They're like Underoos for big boys -- but unlike the childhood version covered in Spiderman graphics, these really do give the wearer extra powers.
While on long patrols, often in rugged terrain and extreme temperatures, U.S. service personnel are regularly required to carry a crazy amount of weight. Warfighters often lug 100 pounds or more in body armor, equipment and other essentials.
And as the weight increases, so does the rate of joint and soft-tissue injuries.
Designed by DARPA, the military's advanced research arm, the Warrior Web undergarment will help prevent injury, reduce fatigue and improve endurance -- and the next phase of testing is about to kick off.
A sort of diver's wetsuit with a full range of motion, Warrior Web will be a lightweight yet flexible stretchy web suit that comfortably fits beneath a uniform and body armor.
Adaptable to different body types, the suit will be a breathable material to avoid increasing body heat and to allow moisture to pass through.
The hope is it will weigh less than 20 pounds -- but the suit will be designed to compensate for its own weight as well as the heavy load typically carried by a warfighter.
Embedded with a web of miniature sensors, the suit incorporates biometric feedback that could provide internal cues to the soldier wearing it to reduce injuries.
How does it keep warfighters walking?
Ankles, knees and the spine are particularly vulnerable to the physical stresses placed on the warfighter.

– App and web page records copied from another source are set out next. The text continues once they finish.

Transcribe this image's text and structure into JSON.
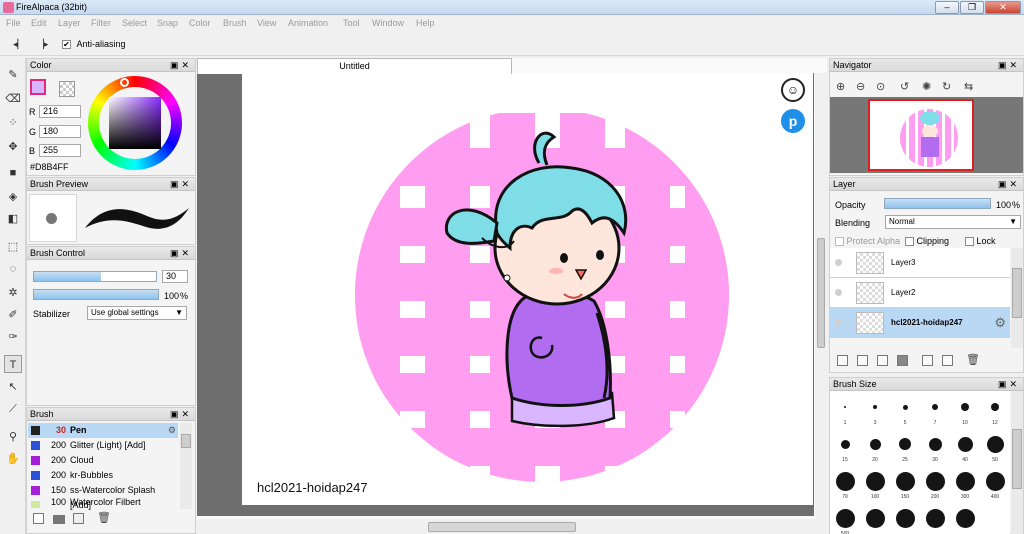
{
  "window": {
    "title": "FireAlpaca (32bit)"
  },
  "menu": [
    "File",
    "Edit",
    "Layer",
    "Filter",
    "Select",
    "Snap",
    "Color",
    "Brush",
    "View",
    "Animation",
    "Tool",
    "Window",
    "Help"
  ],
  "tool_options": {
    "antialias_label": "Anti-aliasing",
    "antialias_checked": true
  },
  "color_panel": {
    "title": "Color",
    "r_label": "R",
    "g_label": "G",
    "b_label": "B",
    "r": "216",
    "g": "180",
    "b": "255",
    "hex": "#D8B4FF",
    "current_color": "#D8B4FF"
  },
  "brush_preview": {
    "title": "Brush Preview"
  },
  "brush_control": {
    "title": "Brush Control",
    "size": "30",
    "opacity": "100",
    "opacity_unit": "%",
    "stabilizer_label": "Stabilizer",
    "stabilizer_value": "Use global settings"
  },
  "brush_list": {
    "title": "Brush",
    "items": [
      {
        "size": "30",
        "name": "Pen",
        "color": "#222222",
        "selected": true
      },
      {
        "size": "200",
        "name": "Glitter (Light) [Add]",
        "color": "#2a52d8"
      },
      {
        "size": "200",
        "name": "Cloud",
        "color": "#a51fd6"
      },
      {
        "size": "200",
        "name": "kr-Bubbles",
        "color": "#2a52d8"
      },
      {
        "size": "150",
        "name": "ss-Watercolor Splash [Add]",
        "color": "#a51fd6"
      },
      {
        "size": "100",
        "name": "Watercolor Filbert",
        "color": "#cfe8a0"
      }
    ]
  },
  "document": {
    "tab": "Untitled",
    "watermark": "hcl2021-hoidap247"
  },
  "navigator": {
    "title": "Navigator"
  },
  "layer_panel": {
    "title": "Layer",
    "opacity_label": "Opacity",
    "opacity": "100",
    "opacity_unit": "%",
    "blending_label": "Blending",
    "blending_value": "Normal",
    "protect_alpha": "Protect Alpha",
    "clipping": "Clipping",
    "lock": "Lock",
    "layers": [
      {
        "name": "Layer3",
        "selected": false
      },
      {
        "name": "Layer2",
        "selected": false
      },
      {
        "name": "hcl2021-hoidap247",
        "selected": true
      }
    ]
  },
  "brush_size": {
    "title": "Brush Size",
    "sizes": [
      "1",
      "3",
      "5",
      "7",
      "10",
      "12",
      "15",
      "20",
      "25",
      "30",
      "40",
      "50",
      "70",
      "100",
      "150",
      "200",
      "300",
      "400",
      "500",
      "",
      "",
      "",
      ""
    ]
  },
  "colors": {
    "accent": "#98c4ea",
    "pink": "#ff9ef0",
    "hair": "#7fdde8",
    "shirt": "#b26cf0"
  }
}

With the additional weight typically carried, tactical activities like running, crawling and squatting further increase fatigue, can erode performance and reduce the warfighter's ability to resist injury whether chronic or acute.
The Warrior Web program aims to develop technologies that will reduce this strain.
Not only will the suit directly reduce injuries, Warrior Web will augment warfighters' muscles to dramatically improve endurance and effectiveness.
To improve performance, the suit could for example stay flexible and then stiffen to provide support where and when a soldier needs it most
Say a joint is at risk for injury, the suit may sense the threat, alert the wearer and then stiffen and relax at key body joints to help prevent injury.
Or say the sensors detect fatigue creeping into specific muscles putting the soldier at risk for reduced performance and injury? The suit will sense the risk and then using its web system, it will adapt and activate shifts to appropriately support the fatigued area. It may even trigger vibrations to soothe the muscle.
The state of the art suit will accomplish all of this using less than 100 watts of electric power from an in built battery.
Next phase of testing
Currently, DARPA's program is in the first task phase, called Warrior Web Alpha; it's developing essential technologies such as injury mitigation, adaptive sensing and control, and the interface between suit and human.
The U.S. Army Research Laboratory Human Research and Engineering Directorate has been conducting several months of tests on a prototype.
Sensors collect force, acceleration and muscle activity data while a camera captures gait and balance shifts and another device tracks oxygen consumption.
In several weeks, the second phase, called Warrior Web Bravo or Task B, will kick off and focus on producing a suit that integrates these technologies for real-world testing.
From U.S. Olympians using Fastskin3 to increase swim speed to suits that reduce drag for runners, athletes have been successfully using similar technology to improve performance.
Harvard University's The Wyss Institute won an initial $2.6 million contract to work on Warrior Web.
Ballet dancer turned defense specialist Allison Barrie has traveled around the world covering the military, terrorism, weapons advancements and life on the front line. You can reach her at email@example.com or follow her on Twitter @Allison_Barrie